- **REQUIRED ACTION**
Pictures stay out. Everything else in the entries is copied exactly.
+++ RECORDS FOR THE EXERCISE +++
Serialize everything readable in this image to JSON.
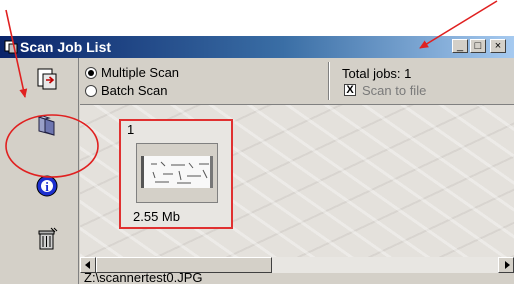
{
  "window": {
    "title": "Scan Job List"
  },
  "title_buttons": {
    "minimize": "_",
    "maximize": "□",
    "close": "×"
  },
  "toolbar": {
    "tools": [
      {
        "icon": "scan-document-icon"
      },
      {
        "icon": "folder-icon"
      },
      {
        "icon": "info-icon",
        "glyph": "i"
      },
      {
        "icon": "trash-icon"
      }
    ]
  },
  "options": {
    "scan_modes": [
      {
        "label": "Multiple Scan",
        "selected": true
      },
      {
        "label": "Batch Scan",
        "selected": false
      }
    ],
    "total_jobs": "Total jobs: 1",
    "scan_to_file": {
      "label": "Scan to file",
      "checked": true,
      "mark": "X"
    }
  },
  "thumbnails": [
    {
      "index": "1",
      "size": "2.55 Mb"
    }
  ],
  "status": {
    "path": "Z:\\scannertest0.JPG"
  },
  "colors": {
    "annotation": "#e02020",
    "title_start": "#0a246a",
    "title_end": "#a6caf0"
  }
}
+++
- **EXERCISE ANSWER**
Serialize everything readable in this image to JSON.
{
  "window": {
    "title": "Scan Job List"
  },
  "title_buttons": {
    "minimize": "_",
    "maximize": "□",
    "close": "×"
  },
  "toolbar": {
    "tools": [
      {
        "icon": "scan-document-icon"
      },
      {
        "icon": "folder-icon"
      },
      {
        "icon": "info-icon",
        "glyph": "i"
      },
      {
        "icon": "trash-icon"
      }
    ]
  },
  "options": {
    "scan_modes": [
      {
        "label": "Multiple Scan",
        "selected": true
      },
      {
        "label": "Batch Scan",
        "selected": false
      }
    ],
    "total_jobs": "Total jobs: 1",
    "scan_to_file": {
      "label": "Scan to file",
      "checked": true,
      "mark": "X"
    }
  },
  "thumbnails": [
    {
      "index": "1",
      "size": "2.55 Mb"
    }
  ],
  "status": {
    "path": "Z:\\scannertest0.JPG"
  },
  "colors": {
    "annotation": "#e02020",
    "title_start": "#0a246a",
    "title_end": "#a6caf0"
  }
}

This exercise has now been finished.